I left Buffalo before defending to take up a Brittain postdoc and Georgia Tech. I defended shortly after arriving there. And then the malaise set in. I was flat broke after six years of the PhD and had to work a second job (teaching MWF, the other job literally every other day of the week–I got to sleep until 10 am on Sunday, which was like a day off). Surely this had something to do with the malaise, but whatever caused me to feel this way, feel this way I did. I did not read anything that was not for teaching. I did not write anything but comments on papers. I did nothing at all that would qualify as research. It lasted for the better part of a year.
As someone who grew up reading all of the time (as I expect many English types did), this inability to do what my identity told me I was disturbed me greatly. I wondered if I would be able to remain in the field if I could not at least read new texts for teaching or produce a minimal amount of scholarship. What if the microchip was broken? I was not sure I wanted to feel like I was working all of the time, but I wanted to work some of the time (or at least I wanted to want to work some of the time).
It took a while, but I did come back to reading after about a year. I knew that the reading I was doing was different than what I had done before grad school It was pleasurable, but work lurked at the periphery of my vision at all times. This confluence of work and pleasure eventually became the pleasure itself and I no longer worry about distinguishing between them in terms of reading or going to the movies. On one hand, this confluence has enriched my professional life immensely as I am constantly producing new ideas, some of which I pursue and others of which I don’t. It has also enriched the rest of my life by forcing me to engage in leisure activities that truly take me away from work. I think that the time off my brain and body demanded produced, in the end, a more well-adjusted and well-rounded person. I don’t mean to suggest that I have no problems. Far from it. Nonetheless, I without doubt deal with these problems better now than I ever have in the past. (And let me say that, by virtue of my very good job that I was lucky to get and am lucky to keep I am subsequently lucky to be able to deal with my issues.
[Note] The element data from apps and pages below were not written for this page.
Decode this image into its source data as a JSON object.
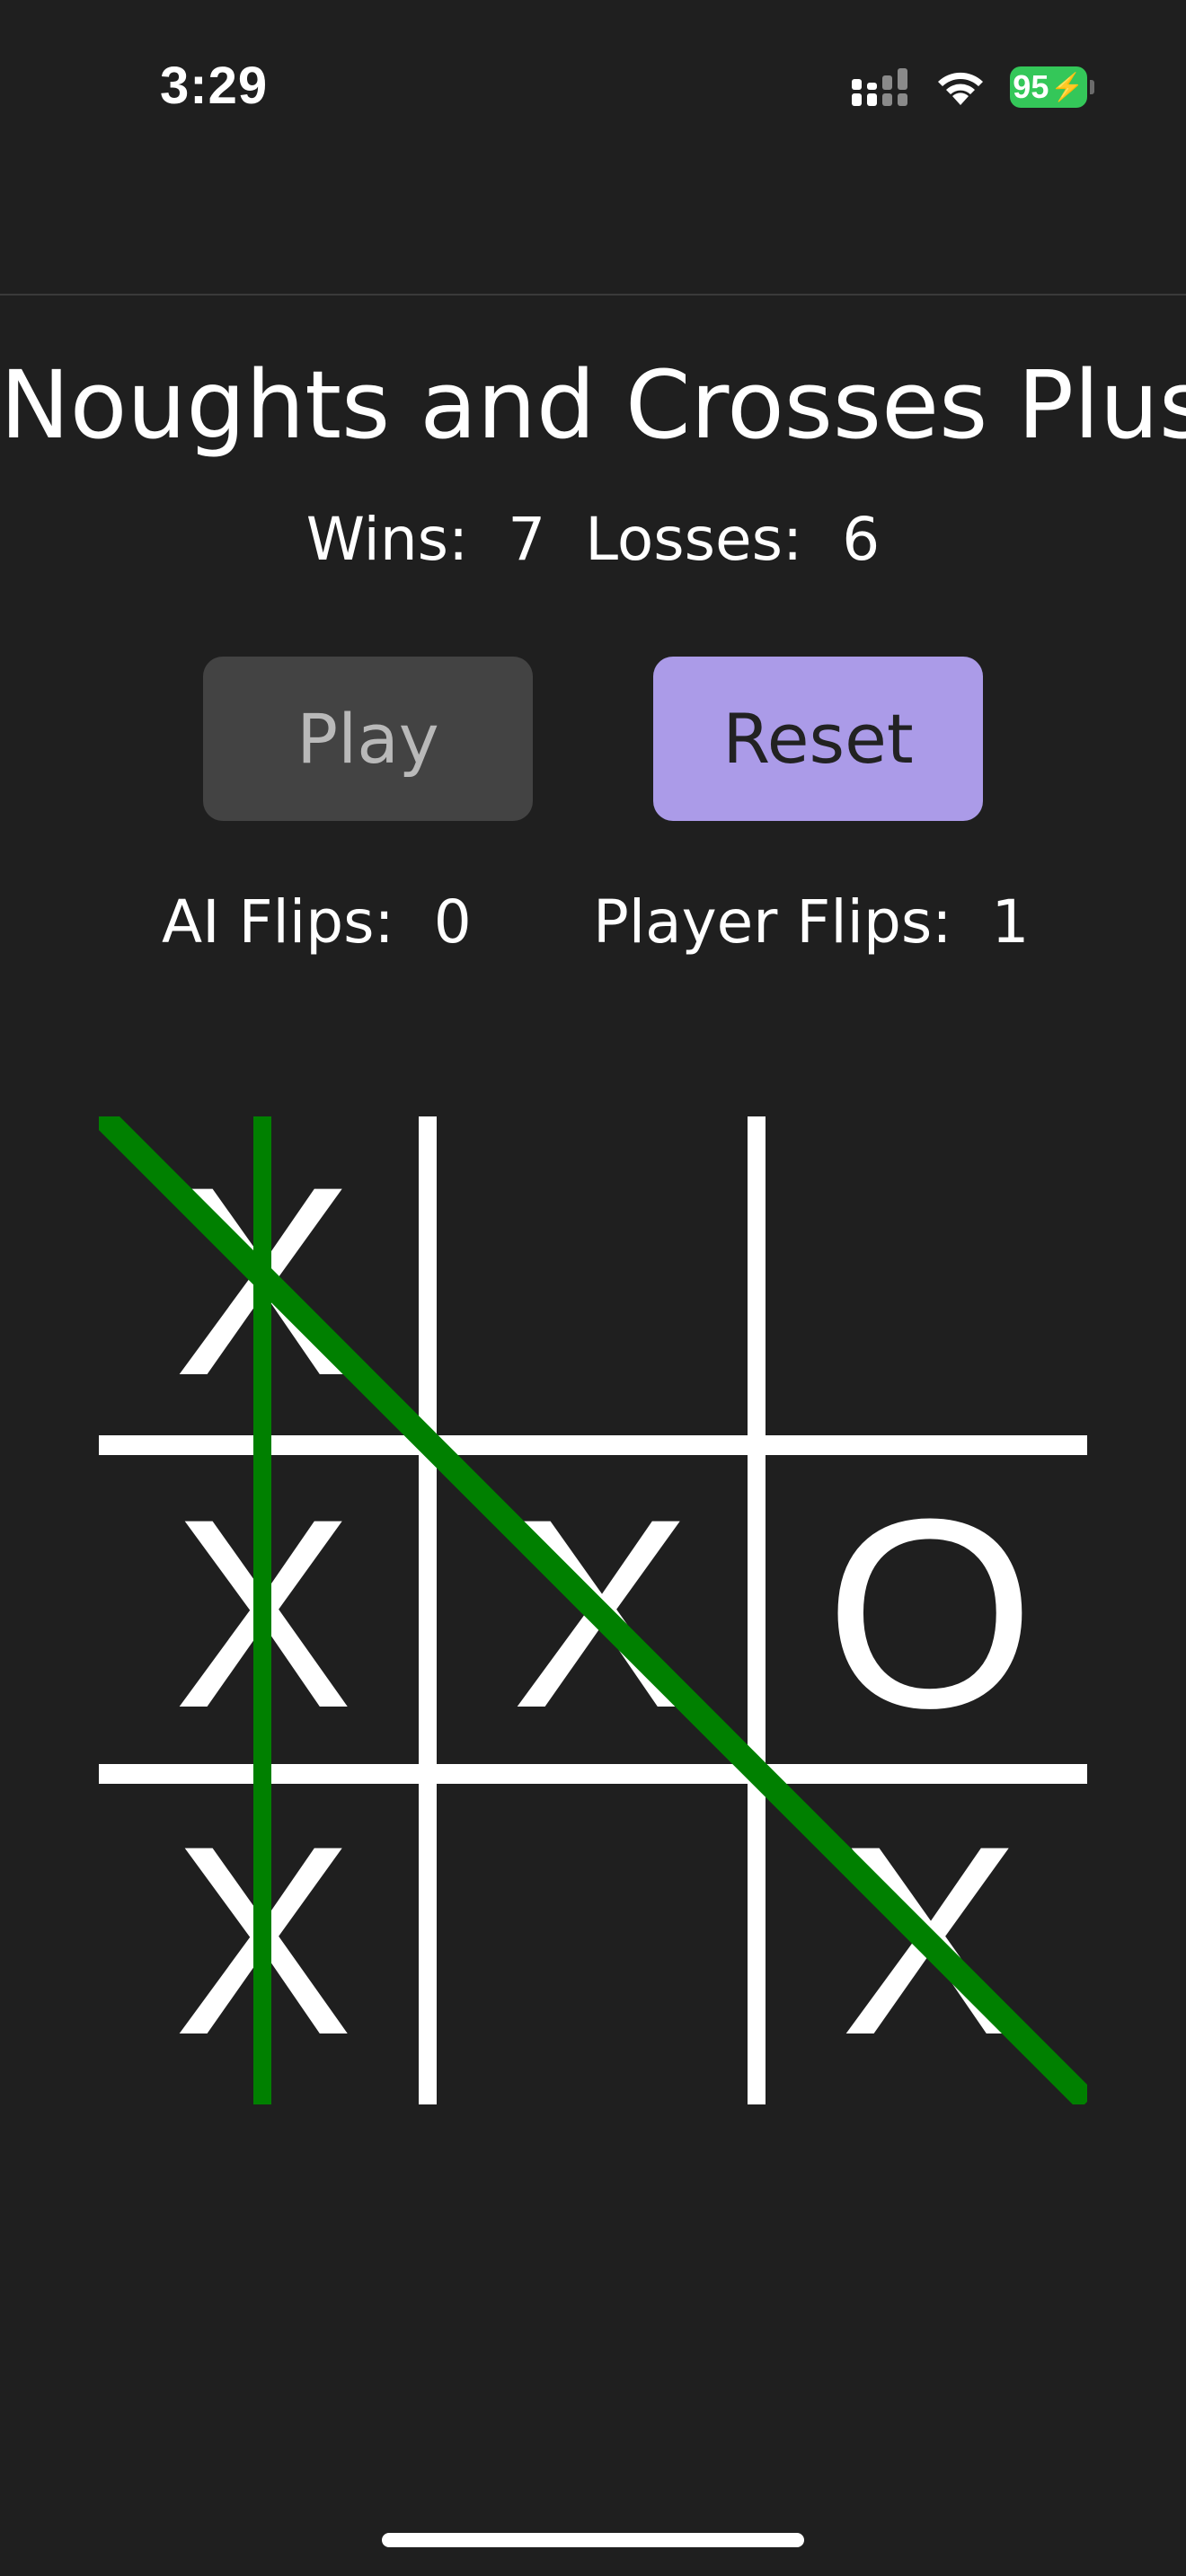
{
  "status_bar": {
    "time": "3:29",
    "battery_percent": "95",
    "icons": [
      "signal-icon",
      "wifi-icon",
      "battery-icon"
    ]
  },
  "title": "Noughts and Crosses Plus",
  "score": {
    "wins_label": "Wins:",
    "wins": "7",
    "losses_label": "Losses:",
    "losses": "6"
  },
  "buttons": {
    "play": "Play",
    "reset": "Reset"
  },
  "flips": {
    "ai_label": "AI Flips:",
    "ai": "0",
    "player_label": "Player Flips:",
    "player": "1"
  },
  "board": {
    "cells": [
      "X",
      "",
      "",
      "X",
      "X",
      "O",
      "X",
      "",
      "X"
    ],
    "winning_lines": [
      "column-1",
      "diagonal-top-left-to-bottom-right"
    ],
    "win_line_color": "#008000"
  },
  "colors": {
    "background": "#1f1f1f",
    "reset_button": "#ab9be8",
    "play_button": "#434343",
    "battery": "#34c759"
  }
}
Not everyone can do this, I understand, for one reason or another. I don’t mean for this story to have a moral dimension or come off as a “by one’s bootstraps” tale. I am lucky to have supportive friends, family, and colleagues who helped me through these periods of my life.)
Writing took a bit longer. It took perhaps a year and a half following my defense before I was up to producing anything like the academic essay. Everything I had hear about writing without a deadline or any direct need was true. It was very hard for me to conceive of an idea and pursue it without some impetus. CFPs helped, as they provided a starting point, but writing remained difficult even as I was doing it. It remains so today, but (whatever my demeanor as I do it–ask my wife) I find the difficulty rewarding in the end , when all of the ideas come together and I realize that I have said something, however small (and saying something, even if relatively minor and without world-shattering consequences, is enough as Liz Grosz once told a seminar at Buffalo; most people will never have a truly new thought, and this includes academics; we should struggle to produce minor ideas, in the several senses of “minor”).
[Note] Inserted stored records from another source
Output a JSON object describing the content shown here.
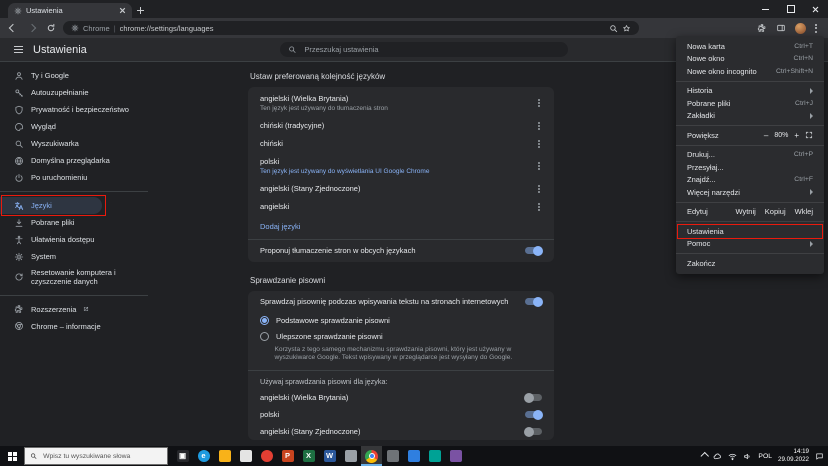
{
  "colors": {
    "accent_blue": "#8ab4f8",
    "annotation_red": "#ea1a0d"
  },
  "browser": {
    "tab_title": "Ustawienia",
    "url_product": "Chrome",
    "url_separator": "|",
    "url": "chrome://settings/languages"
  },
  "settings_header": {
    "title": "Ustawienia",
    "search_placeholder": "Przeszukaj ustawienia"
  },
  "sidebar": [
    {
      "label": "Ty i Google"
    },
    {
      "label": "Autouzupełnianie"
    },
    {
      "label": "Prywatność i bezpieczeństwo"
    },
    {
      "label": "Wygląd"
    },
    {
      "label": "Wyszukiwarka"
    },
    {
      "label": "Domyślna przeglądarka"
    },
    {
      "label": "Po uruchomieniu"
    },
    {
      "label": "Języki",
      "selected": true
    },
    {
      "label": "Pobrane pliki"
    },
    {
      "label": "Ułatwienia dostępu"
    },
    {
      "label": "System"
    },
    {
      "label": "Resetowanie komputera i czyszczenie danych"
    },
    {
      "label": "Rozszerzenia"
    },
    {
      "label": "Chrome – informacje"
    }
  ],
  "languages_section": {
    "title": "Ustaw preferowaną kolejność języków",
    "rows": [
      {
        "name": "angielski (Wielka Brytania)",
        "note": "Ten język jest używany do tłumaczenia stron"
      },
      {
        "name": "chiński (tradycyjne)",
        "note": ""
      },
      {
        "name": "chiński",
        "note": ""
      },
      {
        "name": "polski",
        "note": "Ten język jest używany do wyświetlania UI Google Chrome",
        "accent": true
      },
      {
        "name": "angielski (Stany Zjednoczone)",
        "note": ""
      },
      {
        "name": "angielski",
        "note": ""
      }
    ],
    "add_languages": "Dodaj języki",
    "translate_label": "Proponuj tłumaczenie stron w obcych językach",
    "translate_on": true
  },
  "spellcheck_section": {
    "title": "Sprawdzanie pisowni",
    "check_label": "Sprawdzaj pisownię podczas wpisywania tekstu na stronach internetowych",
    "check_on": true,
    "basic_option": "Podstawowe sprawdzanie pisowni",
    "enhanced_option": "Ulepszone sprawdzanie pisowni",
    "enhanced_description": "Korzysta z tego samego mechanizmu sprawdzania pisowni, który jest używany w wyszukiwarce Google. Tekst wpisywany w przeglądarce jest wysyłany do Google.",
    "use_for_label": "Używaj sprawdzania pisowni dla języka:",
    "language_toggles": [
      {
        "name": "angielski (Wielka Brytania)",
        "on": false
      },
      {
        "name": "polski",
        "on": true
      },
      {
        "name": "angielski (Stany Zjednoczone)",
        "on": false
      }
    ]
  },
  "app_menu": {
    "new_tab": {
      "label": "Nowa karta",
      "shortcut": "Ctrl+T"
    },
    "new_window": {
      "label": "Nowe okno",
      "shortcut": "Ctrl+N"
    },
    "new_incognito": {
      "label": "Nowe okno incognito",
      "shortcut": "Ctrl+Shift+N"
    },
    "history": {
      "label": "Historia"
    },
    "downloads": {
      "label": "Pobrane pliki",
      "shortcut": "Ctrl+J"
    },
    "bookmarks": {
      "label": "Zakładki"
    },
    "zoom": {
      "label": "Powiększ",
      "minus": "–",
      "value": "80%",
      "plus": "+"
    },
    "print": {
      "label": "Drukuj...",
      "shortcut": "Ctrl+P"
    },
    "cast": {
      "label": "Przesyłaj..."
    },
    "find": {
      "label": "Znajdź...",
      "shortcut": "Ctrl+F"
    },
    "more_tools": {
      "label": "Więcej narzędzi"
    },
    "edit": {
      "label": "Edytuj",
      "cut": "Wytnij",
      "copy": "Kopiuj",
      "paste": "Wklej"
    },
    "settings": {
      "label": "Ustawienia"
    },
    "help": {
      "label": "Pomoc"
    },
    "exit": {
      "label": "Zakończ"
    }
  },
  "taskbar": {
    "search_placeholder": "Wpisz tu wyszukiwane słowa",
    "language": "POL",
    "time": "14:19",
    "date": "29.09.2022",
    "apps": [
      {
        "name": "task-view",
        "color": "#26272b",
        "glyph": "▣"
      },
      {
        "name": "edge",
        "color": "#1e9be0",
        "glyph": "e"
      },
      {
        "name": "file-explorer",
        "color": "#f8b219",
        "glyph": ""
      },
      {
        "name": "app-light",
        "color": "#e4e4e4",
        "glyph": ""
      },
      {
        "name": "app-red",
        "color": "#e23f33",
        "glyph": ""
      },
      {
        "name": "powerpoint",
        "color": "#c8441f",
        "glyph": "P"
      },
      {
        "name": "excel",
        "color": "#1d6f42",
        "glyph": "X"
      },
      {
        "name": "word",
        "color": "#2b579a",
        "glyph": "W"
      },
      {
        "name": "libreoffice",
        "color": "#9aa0a6",
        "glyph": ""
      },
      {
        "name": "chrome",
        "color": "",
        "glyph": "",
        "active": true
      },
      {
        "name": "app-gray",
        "color": "#6f7377",
        "glyph": ""
      },
      {
        "name": "app-blue",
        "color": "#2f7fe0",
        "glyph": ""
      },
      {
        "name": "app-teal",
        "color": "#00a295",
        "glyph": ""
      },
      {
        "name": "app-purple",
        "color": "#7a52a3",
        "glyph": ""
      }
    ]
  }
}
These rough notes are merely anecdotal. They are part of what I went through, without the gory details. After the conversation of last night, and hearing from a few dissertating PhD students and several recently minted PhDs about their own struggles, I thought I would share them. Cheers.